The Ukrainian garrison, by contrast, has lost just a few vehicles—but losses among Ukrainian infantry might be relatively heavier. Ukrainian filmmaker-turned-soldier Oleg Sentsov described one close fight. “The orcs were pushing wave after wave of infantry and armored groups, which were largely destroyed by our artillery, drones and a tank.”

“We got lucky,” Sentsov added. “We got lucky many times that day. Including when we escaped that encirclement under cover of two [M-2] Bradleys that came for us. But not everyone who took part in this operation was so fortunate.”

The Avdiivka operation has become a debacle for the Russians, but not for a paucity of resources. Yes, the 2nd CAA has committed more than a few do-it-yourself infantry fighting vehicles, experimental armored personnel carriers as well as museum-vintage APCs the Kremlin pulled out of long-term storage.

But the bulk of the assault equipment is modern: T-80 tanks, BMP-2 IFVs and BTR-82 APCs. And the Russians enjoy significant close air support. Conflict Intelligence Team, an independent

analysis group, noted air strikes on purported Ukrainian positions in Avdiivka by Russian warplanes lobbing Universal Gliding and Correction Module guided bombs.

These powerful glide-bombs, some weighing more than 3,000 pounds, might not be as elegant and accurate as Ukraine’s own, smaller glide-bombs are. But with their heavier explosive fill, they are “one of the biggest fears” among Ukrainian troops, according to Ukrainian soldier Olexandr Solon’ko.

But the Ukrainians are dug-in, and well-equipped with explosives-laden first-person-view drones. Equally importantly, they’ve mined the main approaches to Avdiivka. And their supporting artillery has tapped supplies of American- and Turkish-made cluster munitions.

Russian assaults almost always end the same way: Ukrainian drones see them coming, they strike mines and fall into disarray—and then the drones zoom in and the cluster shells rain down.

The Ukrainian garrison in Avdiivka is holding. “The [Russian armed forces] continue their offensive actions, but without significant success,” CIT reported. “The [armed forces of Ukraine] maintain defensive positions as before and do not attempt their own counteroffensives.”

That the Ukrainians aren’t counterattacking is significant. It’s possible that, in assaulting Avdiivka, the 2nd CAA is trying to draw Ukrainian brigades away from the southern front, the locus of Kyiv’s counteroffensive.
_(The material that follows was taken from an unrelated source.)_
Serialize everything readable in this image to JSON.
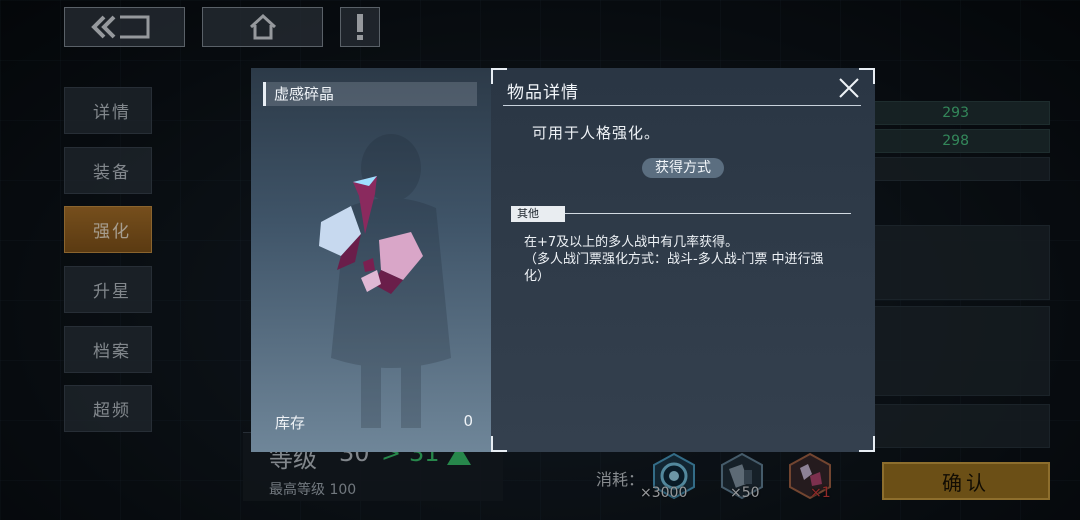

So far, however, the Ukrainians aren’t taking the bait. While it seems the Ukrainian army has reinforced Avdiivka with elements of the southern-based 47th Mechanized Brigade, the army isn’t putting its counteroffensive on hold in order to devote more resources to the Avdiivka fight. They’re counting on the drones, mines and artillery to win the fight.

“The resistance and skills exhibited by Ukrainian defenders have proven to be far more formidable than the Russians had anticipated in their plans,” Frontelligence Insight explained.

But the battle isn’t over. The 2nd CAA has received reinforcements and is pressing its attacks. For the Ukrainians, according to CIT, “the situation in the Avdiivka direction remains quite challenging.”